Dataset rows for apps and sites
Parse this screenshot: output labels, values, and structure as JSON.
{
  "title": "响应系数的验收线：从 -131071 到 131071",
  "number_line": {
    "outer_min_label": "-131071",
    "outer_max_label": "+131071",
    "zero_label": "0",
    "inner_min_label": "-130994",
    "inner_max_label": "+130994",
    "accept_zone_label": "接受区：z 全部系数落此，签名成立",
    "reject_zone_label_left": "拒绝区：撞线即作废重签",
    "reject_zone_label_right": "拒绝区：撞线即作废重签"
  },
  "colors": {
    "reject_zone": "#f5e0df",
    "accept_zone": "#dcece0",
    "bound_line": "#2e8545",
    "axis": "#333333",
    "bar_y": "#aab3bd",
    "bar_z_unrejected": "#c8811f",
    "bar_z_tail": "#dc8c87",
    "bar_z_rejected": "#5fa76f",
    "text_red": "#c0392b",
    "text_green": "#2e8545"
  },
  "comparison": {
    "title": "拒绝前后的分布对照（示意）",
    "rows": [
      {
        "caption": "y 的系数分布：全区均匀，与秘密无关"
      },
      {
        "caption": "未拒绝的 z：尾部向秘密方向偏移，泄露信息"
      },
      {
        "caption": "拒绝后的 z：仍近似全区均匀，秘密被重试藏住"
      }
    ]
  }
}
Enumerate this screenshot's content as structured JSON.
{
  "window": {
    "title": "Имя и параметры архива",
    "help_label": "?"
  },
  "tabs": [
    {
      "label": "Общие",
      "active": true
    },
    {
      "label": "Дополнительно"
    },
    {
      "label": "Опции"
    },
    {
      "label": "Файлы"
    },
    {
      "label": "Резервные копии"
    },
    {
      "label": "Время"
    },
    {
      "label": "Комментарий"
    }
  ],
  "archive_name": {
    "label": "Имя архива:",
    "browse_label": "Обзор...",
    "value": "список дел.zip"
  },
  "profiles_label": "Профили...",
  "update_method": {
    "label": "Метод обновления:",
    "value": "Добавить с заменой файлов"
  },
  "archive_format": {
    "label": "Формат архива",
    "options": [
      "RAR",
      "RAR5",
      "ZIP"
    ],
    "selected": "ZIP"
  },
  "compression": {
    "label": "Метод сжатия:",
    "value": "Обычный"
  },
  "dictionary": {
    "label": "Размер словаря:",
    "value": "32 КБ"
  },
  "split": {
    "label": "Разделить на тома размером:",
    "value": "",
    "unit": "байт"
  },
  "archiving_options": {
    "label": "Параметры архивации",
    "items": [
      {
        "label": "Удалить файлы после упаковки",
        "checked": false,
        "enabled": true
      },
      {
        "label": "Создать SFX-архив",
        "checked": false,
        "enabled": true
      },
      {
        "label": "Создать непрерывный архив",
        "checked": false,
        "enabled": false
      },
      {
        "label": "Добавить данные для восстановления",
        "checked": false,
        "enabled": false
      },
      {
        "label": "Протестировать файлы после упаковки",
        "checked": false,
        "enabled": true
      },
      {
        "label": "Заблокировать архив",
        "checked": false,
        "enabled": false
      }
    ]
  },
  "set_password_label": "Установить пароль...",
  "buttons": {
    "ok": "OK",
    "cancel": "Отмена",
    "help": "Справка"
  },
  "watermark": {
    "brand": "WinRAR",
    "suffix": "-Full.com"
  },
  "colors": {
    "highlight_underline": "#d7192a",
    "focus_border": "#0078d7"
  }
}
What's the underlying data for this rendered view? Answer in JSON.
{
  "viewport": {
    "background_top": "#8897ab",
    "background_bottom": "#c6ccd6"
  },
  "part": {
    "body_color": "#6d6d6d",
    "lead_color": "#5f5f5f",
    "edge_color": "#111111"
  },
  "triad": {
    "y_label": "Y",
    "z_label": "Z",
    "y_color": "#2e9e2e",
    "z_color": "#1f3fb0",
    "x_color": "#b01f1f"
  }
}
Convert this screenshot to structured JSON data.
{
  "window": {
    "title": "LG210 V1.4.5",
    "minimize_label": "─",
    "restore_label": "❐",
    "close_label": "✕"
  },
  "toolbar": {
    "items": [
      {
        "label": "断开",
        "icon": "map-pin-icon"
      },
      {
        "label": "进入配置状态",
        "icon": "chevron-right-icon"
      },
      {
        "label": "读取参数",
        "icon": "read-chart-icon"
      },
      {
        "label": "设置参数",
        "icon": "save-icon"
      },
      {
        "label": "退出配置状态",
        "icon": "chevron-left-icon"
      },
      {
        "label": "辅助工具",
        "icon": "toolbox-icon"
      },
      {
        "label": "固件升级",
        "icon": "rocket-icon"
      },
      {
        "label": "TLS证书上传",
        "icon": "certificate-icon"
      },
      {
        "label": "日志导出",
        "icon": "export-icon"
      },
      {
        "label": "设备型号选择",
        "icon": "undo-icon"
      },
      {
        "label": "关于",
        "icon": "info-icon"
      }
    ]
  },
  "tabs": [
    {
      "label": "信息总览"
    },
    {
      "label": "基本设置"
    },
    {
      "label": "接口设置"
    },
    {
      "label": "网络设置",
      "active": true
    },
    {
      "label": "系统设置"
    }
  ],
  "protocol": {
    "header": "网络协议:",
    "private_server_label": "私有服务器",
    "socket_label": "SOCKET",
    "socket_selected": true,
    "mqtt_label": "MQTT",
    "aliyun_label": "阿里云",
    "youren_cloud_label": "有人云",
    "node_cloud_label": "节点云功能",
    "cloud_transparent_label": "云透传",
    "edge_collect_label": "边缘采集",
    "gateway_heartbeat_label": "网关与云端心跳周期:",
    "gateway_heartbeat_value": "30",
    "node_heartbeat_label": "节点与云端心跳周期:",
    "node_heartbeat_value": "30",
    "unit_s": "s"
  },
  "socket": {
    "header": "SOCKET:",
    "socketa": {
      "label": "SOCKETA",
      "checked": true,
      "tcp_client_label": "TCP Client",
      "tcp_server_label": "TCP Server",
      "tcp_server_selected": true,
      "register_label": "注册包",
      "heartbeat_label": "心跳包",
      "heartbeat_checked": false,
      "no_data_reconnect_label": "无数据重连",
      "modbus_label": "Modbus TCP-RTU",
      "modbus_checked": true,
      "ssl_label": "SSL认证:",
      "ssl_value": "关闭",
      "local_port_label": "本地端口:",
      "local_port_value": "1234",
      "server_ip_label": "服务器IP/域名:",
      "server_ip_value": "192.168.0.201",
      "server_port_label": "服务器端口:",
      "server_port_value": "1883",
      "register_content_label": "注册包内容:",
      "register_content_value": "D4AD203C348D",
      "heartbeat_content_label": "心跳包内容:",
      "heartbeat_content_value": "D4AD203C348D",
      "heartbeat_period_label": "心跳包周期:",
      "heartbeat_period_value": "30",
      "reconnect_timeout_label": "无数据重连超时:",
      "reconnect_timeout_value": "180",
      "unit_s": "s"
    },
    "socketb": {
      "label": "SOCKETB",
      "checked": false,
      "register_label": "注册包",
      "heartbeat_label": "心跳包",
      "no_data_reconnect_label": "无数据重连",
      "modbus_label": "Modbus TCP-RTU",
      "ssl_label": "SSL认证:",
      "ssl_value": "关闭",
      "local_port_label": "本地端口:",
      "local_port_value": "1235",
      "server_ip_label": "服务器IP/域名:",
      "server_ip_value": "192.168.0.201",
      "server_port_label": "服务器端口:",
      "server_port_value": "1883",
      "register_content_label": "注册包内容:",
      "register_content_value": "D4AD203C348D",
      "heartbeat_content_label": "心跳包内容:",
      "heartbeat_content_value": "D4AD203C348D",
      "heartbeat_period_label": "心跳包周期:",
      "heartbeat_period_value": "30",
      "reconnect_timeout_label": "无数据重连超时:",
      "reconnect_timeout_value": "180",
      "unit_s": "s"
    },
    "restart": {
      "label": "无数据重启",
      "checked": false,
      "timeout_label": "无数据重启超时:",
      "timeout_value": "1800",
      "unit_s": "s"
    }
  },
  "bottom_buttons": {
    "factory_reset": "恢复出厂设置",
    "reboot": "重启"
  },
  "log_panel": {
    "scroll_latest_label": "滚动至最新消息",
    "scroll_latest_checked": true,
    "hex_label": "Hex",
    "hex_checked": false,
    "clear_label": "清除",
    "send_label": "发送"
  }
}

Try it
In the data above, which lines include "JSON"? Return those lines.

Answer section
Parse this screenshot: output labels, values, and structure as JSON.
Enumerate this screenshot's content as structured JSON.
What's the underlying data for this rendered view? Answer in JSON.
Convert this screenshot to structured JSON data.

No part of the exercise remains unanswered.